(With apologies to anyone who may have already read a version of this post on the AYAD Intake 22 Facebook Group!)
My work situation seems to be pretty good - our office even has Air Conditioning, which gets turned on in the Very Hot Days (yes I know it' still only August, which is technically still winter in Tonga!).My posse, the girls at the TVB - L to R: Gean, Mele, me, Leine
My colleagues have all welcomed me warmly, which has been very rewarding. They are also tolerating my attempts to learn the language with generous good humour. I have extended myself as far as being able to tell them that I rode my bike to work today, which, if it wasn't for my red sweaty countenance and the fact that I was clutching my helmet in my hand, I'm sure they never would have guessed! To this handy phrase I have also added "Today is Friday", and "I slept in". Rivetting stuff!
Workwise, there has been quite a bit, which for me personally was a relief. I think if I'd been left sitting at a desk twiddling my thumbs and surfing the net every day I may have been left wondering what on EARTH I'd done in coming here!
So far I have written an article about a whale, which I was bundled aboard a boat in record time in order to photograph, I have met Tessi, the current Miss South Pacific and the Face That Launched a Thousand Postcards, and I have managed to dodge all the stripey, dengue-carrying mosquitoes which loiter around my desk.
More in tune with my assignment, I have written two panels of interpretive text - researched and composed in record time - for 1), an ancient archeological site, and 2), the Abel Tasman landing site.
The Tongan alphabet is a pared-back version of the Anglo one, perhaps we could say that they have discarded the unecessary letters. Letters like "R" or "B", which frankly have always struck me non-essential to any language. The unfamiliarity of the Anglo alphabet has led to some unfortunate mis-spellings on my interpretive text panels. I would call them typos, except that they have not been typed, but written by a man with a tin of black paint, a fine paint brush, and a large wooden board. Words like "EQUINOX" become "EGUINOX", "FLESH" becomes "FRESH". It makes the art of interpretation just that little bit more exciting, I suppose.
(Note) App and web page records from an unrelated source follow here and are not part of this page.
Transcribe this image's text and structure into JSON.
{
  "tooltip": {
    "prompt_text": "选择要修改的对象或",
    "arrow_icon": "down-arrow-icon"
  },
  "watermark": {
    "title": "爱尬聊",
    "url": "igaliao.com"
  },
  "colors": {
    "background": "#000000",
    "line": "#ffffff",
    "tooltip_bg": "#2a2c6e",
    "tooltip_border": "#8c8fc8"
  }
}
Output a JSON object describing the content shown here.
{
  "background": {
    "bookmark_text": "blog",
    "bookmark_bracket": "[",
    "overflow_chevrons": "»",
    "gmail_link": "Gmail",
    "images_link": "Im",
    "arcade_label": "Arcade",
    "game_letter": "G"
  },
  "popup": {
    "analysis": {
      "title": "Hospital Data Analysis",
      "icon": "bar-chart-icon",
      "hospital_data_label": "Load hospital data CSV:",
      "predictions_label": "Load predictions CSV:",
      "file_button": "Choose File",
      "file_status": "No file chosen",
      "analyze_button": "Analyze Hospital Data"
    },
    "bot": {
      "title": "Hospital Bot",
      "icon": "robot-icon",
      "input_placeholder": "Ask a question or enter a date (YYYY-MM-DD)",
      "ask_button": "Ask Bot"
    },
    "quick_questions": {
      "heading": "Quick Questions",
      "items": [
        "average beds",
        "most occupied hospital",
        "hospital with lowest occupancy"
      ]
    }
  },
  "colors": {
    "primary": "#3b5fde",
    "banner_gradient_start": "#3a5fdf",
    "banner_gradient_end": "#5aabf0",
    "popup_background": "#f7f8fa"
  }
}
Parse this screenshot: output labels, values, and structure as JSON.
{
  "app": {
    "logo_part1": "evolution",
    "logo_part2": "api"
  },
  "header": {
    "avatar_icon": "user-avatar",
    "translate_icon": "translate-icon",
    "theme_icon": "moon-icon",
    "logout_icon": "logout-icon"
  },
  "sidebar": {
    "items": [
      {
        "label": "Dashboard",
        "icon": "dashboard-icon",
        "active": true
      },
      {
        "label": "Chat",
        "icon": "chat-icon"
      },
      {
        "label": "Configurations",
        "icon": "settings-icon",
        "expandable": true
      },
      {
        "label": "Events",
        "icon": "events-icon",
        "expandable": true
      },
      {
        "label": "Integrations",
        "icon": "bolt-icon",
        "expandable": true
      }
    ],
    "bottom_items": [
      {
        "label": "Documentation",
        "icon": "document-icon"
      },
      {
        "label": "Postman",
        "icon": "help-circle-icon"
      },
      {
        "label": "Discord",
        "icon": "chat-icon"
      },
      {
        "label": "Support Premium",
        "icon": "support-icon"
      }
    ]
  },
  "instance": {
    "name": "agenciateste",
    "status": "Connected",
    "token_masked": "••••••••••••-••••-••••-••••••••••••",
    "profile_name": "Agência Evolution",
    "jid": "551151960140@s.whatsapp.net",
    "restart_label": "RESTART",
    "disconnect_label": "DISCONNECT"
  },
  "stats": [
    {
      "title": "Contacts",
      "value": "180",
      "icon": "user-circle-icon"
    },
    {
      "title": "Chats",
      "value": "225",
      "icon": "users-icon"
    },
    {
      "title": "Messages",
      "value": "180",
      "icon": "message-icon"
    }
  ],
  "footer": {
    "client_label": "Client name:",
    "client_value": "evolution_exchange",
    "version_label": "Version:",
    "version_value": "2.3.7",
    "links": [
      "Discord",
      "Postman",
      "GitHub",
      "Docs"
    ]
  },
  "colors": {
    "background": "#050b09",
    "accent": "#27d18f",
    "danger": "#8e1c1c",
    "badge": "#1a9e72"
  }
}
For my next project, I will be writing tour content for all the island groups of Tonga (to which I am yet to travel!), which the tour guides will then have to memorise and deliver to tourists. This is what I can term a near-impossible task. It's like being asked to save the national economy (when you know nothing about the economy), or perhaps solve the environmental crisis in a 4-week period. I am currently struggling with the sheer impossibility of it all! However, as it will hopefully entail a few return tickets to the sweetest spots in Tonga, you won't hear me complaining TOO loudly...